**Exercise requirements**. Please tally the lines in the records that include the word "JSON" and answer with the bare number.
* * * * * * * * *
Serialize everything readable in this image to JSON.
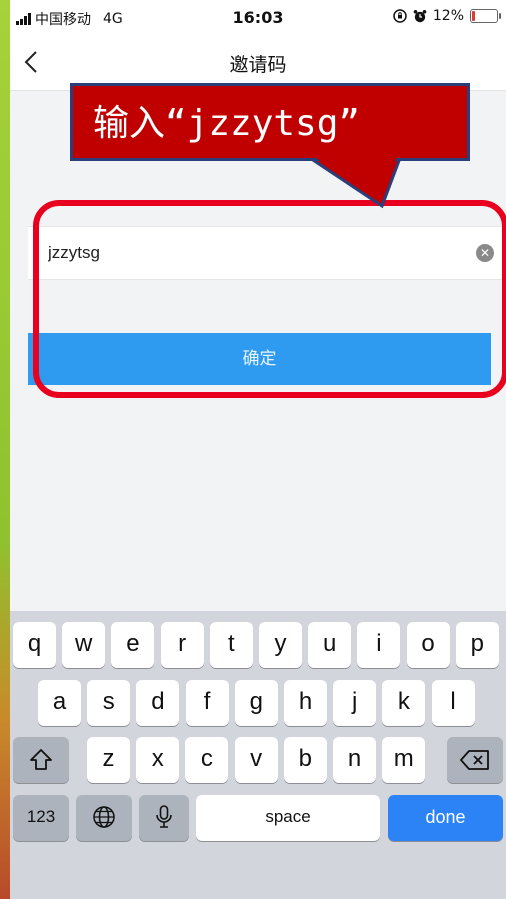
{
  "status_bar": {
    "carrier": "中国移动",
    "network": "4G",
    "time": "16:03",
    "battery": "12%",
    "battery_level": 0.12
  },
  "nav": {
    "title": "邀请码"
  },
  "form": {
    "code_value": "jzzytsg",
    "confirm_label": "确定"
  },
  "annotation": {
    "text": "输入“jzzytsg”",
    "color": "#c00000"
  },
  "keyboard": {
    "row1": [
      "q",
      "w",
      "e",
      "r",
      "t",
      "y",
      "u",
      "i",
      "o",
      "p"
    ],
    "row2": [
      "a",
      "s",
      "d",
      "f",
      "g",
      "h",
      "j",
      "k",
      "l"
    ],
    "row3": [
      "z",
      "x",
      "c",
      "v",
      "b",
      "n",
      "m"
    ],
    "numbers_label": "123",
    "space_label": "space",
    "done_label": "done",
    "icons": [
      "shift-icon",
      "backspace-icon",
      "globe-icon",
      "microphone-icon"
    ]
  },
  "colors": {
    "accent": "#2e9bf0",
    "done_key": "#2c83f5",
    "highlight": "#e8001e"
  }
}
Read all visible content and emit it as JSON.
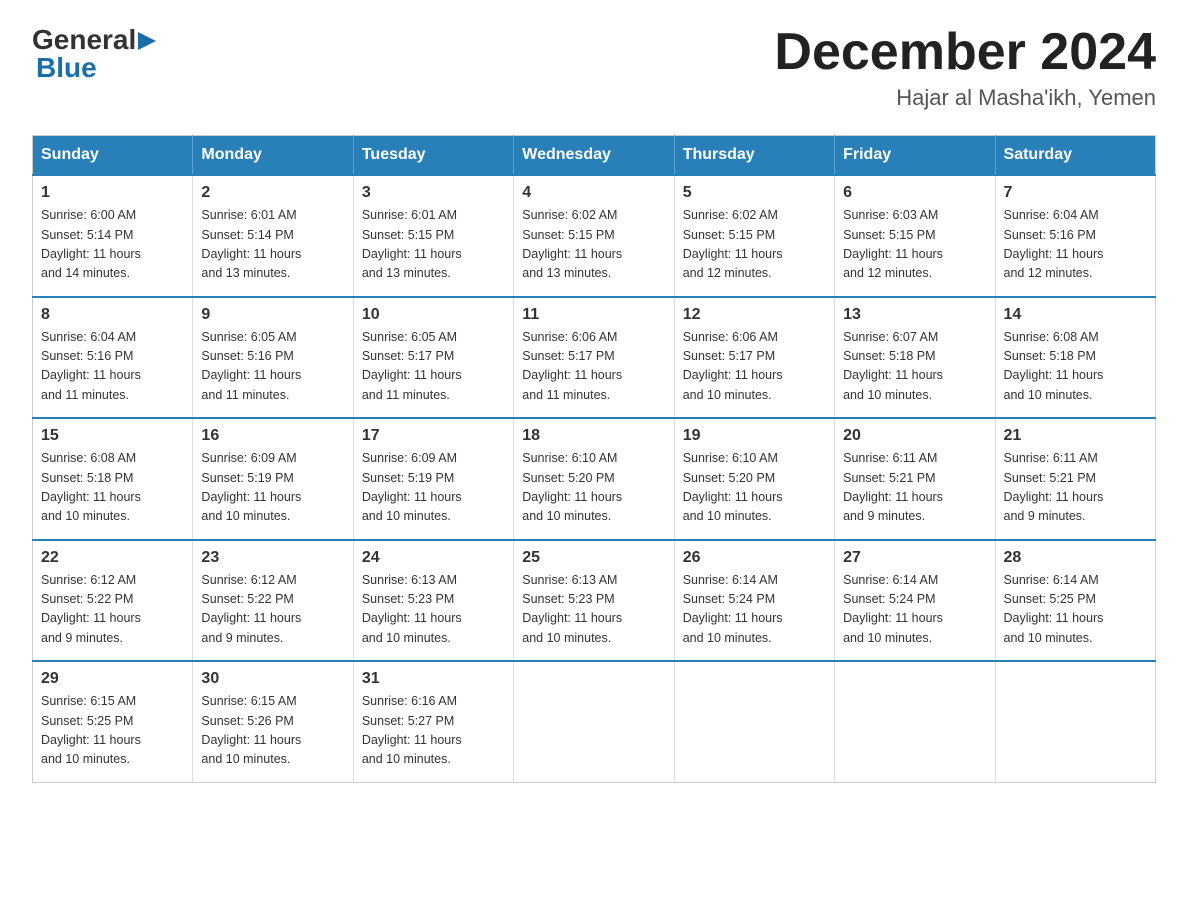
{
  "logo": {
    "general": "General",
    "arrow": "▶",
    "blue": "Blue"
  },
  "title": "December 2024",
  "subtitle": "Hajar al Masha'ikh, Yemen",
  "days_of_week": [
    "Sunday",
    "Monday",
    "Tuesday",
    "Wednesday",
    "Thursday",
    "Friday",
    "Saturday"
  ],
  "weeks": [
    [
      {
        "day": "1",
        "sunrise": "6:00 AM",
        "sunset": "5:14 PM",
        "daylight": "11 hours and 14 minutes."
      },
      {
        "day": "2",
        "sunrise": "6:01 AM",
        "sunset": "5:14 PM",
        "daylight": "11 hours and 13 minutes."
      },
      {
        "day": "3",
        "sunrise": "6:01 AM",
        "sunset": "5:15 PM",
        "daylight": "11 hours and 13 minutes."
      },
      {
        "day": "4",
        "sunrise": "6:02 AM",
        "sunset": "5:15 PM",
        "daylight": "11 hours and 13 minutes."
      },
      {
        "day": "5",
        "sunrise": "6:02 AM",
        "sunset": "5:15 PM",
        "daylight": "11 hours and 12 minutes."
      },
      {
        "day": "6",
        "sunrise": "6:03 AM",
        "sunset": "5:15 PM",
        "daylight": "11 hours and 12 minutes."
      },
      {
        "day": "7",
        "sunrise": "6:04 AM",
        "sunset": "5:16 PM",
        "daylight": "11 hours and 12 minutes."
      }
    ],
    [
      {
        "day": "8",
        "sunrise": "6:04 AM",
        "sunset": "5:16 PM",
        "daylight": "11 hours and 11 minutes."
      },
      {
        "day": "9",
        "sunrise": "6:05 AM",
        "sunset": "5:16 PM",
        "daylight": "11 hours and 11 minutes."
      },
      {
        "day": "10",
        "sunrise": "6:05 AM",
        "sunset": "5:17 PM",
        "daylight": "11 hours and 11 minutes."
      },
      {
        "day": "11",
        "sunrise": "6:06 AM",
        "sunset": "5:17 PM",
        "daylight": "11 hours and 11 minutes."
      },
      {
        "day": "12",
        "sunrise": "6:06 AM",
        "sunset": "5:17 PM",
        "daylight": "11 hours and 10 minutes."
      },
      {
        "day": "13",
        "sunrise": "6:07 AM",
        "sunset": "5:18 PM",
        "daylight": "11 hours and 10 minutes."
      },
      {
        "day": "14",
        "sunrise": "6:08 AM",
        "sunset": "5:18 PM",
        "daylight": "11 hours and 10 minutes."
      }
    ],
    [
      {
        "day": "15",
        "sunrise": "6:08 AM",
        "sunset": "5:18 PM",
        "daylight": "11 hours and 10 minutes."
      },
      {
        "day": "16",
        "sunrise": "6:09 AM",
        "sunset": "5:19 PM",
        "daylight": "11 hours and 10 minutes."
      },
      {
        "day": "17",
        "sunrise": "6:09 AM",
        "sunset": "5:19 PM",
        "daylight": "11 hours and 10 minutes."
      },
      {
        "day": "18",
        "sunrise": "6:10 AM",
        "sunset": "5:20 PM",
        "daylight": "11 hours and 10 minutes."
      },
      {
        "day": "19",
        "sunrise": "6:10 AM",
        "sunset": "5:20 PM",
        "daylight": "11 hours and 10 minutes."
      },
      {
        "day": "20",
        "sunrise": "6:11 AM",
        "sunset": "5:21 PM",
        "daylight": "11 hours and 9 minutes."
      },
      {
        "day": "21",
        "sunrise": "6:11 AM",
        "sunset": "5:21 PM",
        "daylight": "11 hours and 9 minutes."
      }
    ],
    [
      {
        "day": "22",
        "sunrise": "6:12 AM",
        "sunset": "5:22 PM",
        "daylight": "11 hours and 9 minutes."
      },
      {
        "day": "23",
        "sunrise": "6:12 AM",
        "sunset": "5:22 PM",
        "daylight": "11 hours and 9 minutes."
      },
      {
        "day": "24",
        "sunrise": "6:13 AM",
        "sunset": "5:23 PM",
        "daylight": "11 hours and 10 minutes."
      },
      {
        "day": "25",
        "sunrise": "6:13 AM",
        "sunset": "5:23 PM",
        "daylight": "11 hours and 10 minutes."
      },
      {
        "day": "26",
        "sunrise": "6:14 AM",
        "sunset": "5:24 PM",
        "daylight": "11 hours and 10 minutes."
      },
      {
        "day": "27",
        "sunrise": "6:14 AM",
        "sunset": "5:24 PM",
        "daylight": "11 hours and 10 minutes."
      },
      {
        "day": "28",
        "sunrise": "6:14 AM",
        "sunset": "5:25 PM",
        "daylight": "11 hours and 10 minutes."
      }
    ],
    [
      {
        "day": "29",
        "sunrise": "6:15 AM",
        "sunset": "5:25 PM",
        "daylight": "11 hours and 10 minutes."
      },
      {
        "day": "30",
        "sunrise": "6:15 AM",
        "sunset": "5:26 PM",
        "daylight": "11 hours and 10 minutes."
      },
      {
        "day": "31",
        "sunrise": "6:16 AM",
        "sunset": "5:27 PM",
        "daylight": "11 hours and 10 minutes."
      },
      null,
      null,
      null,
      null
    ]
  ],
  "labels": {
    "sunrise": "Sunrise:",
    "sunset": "Sunset:",
    "daylight": "Daylight:"
  }
}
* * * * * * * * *
**Answer to the exercise**. 2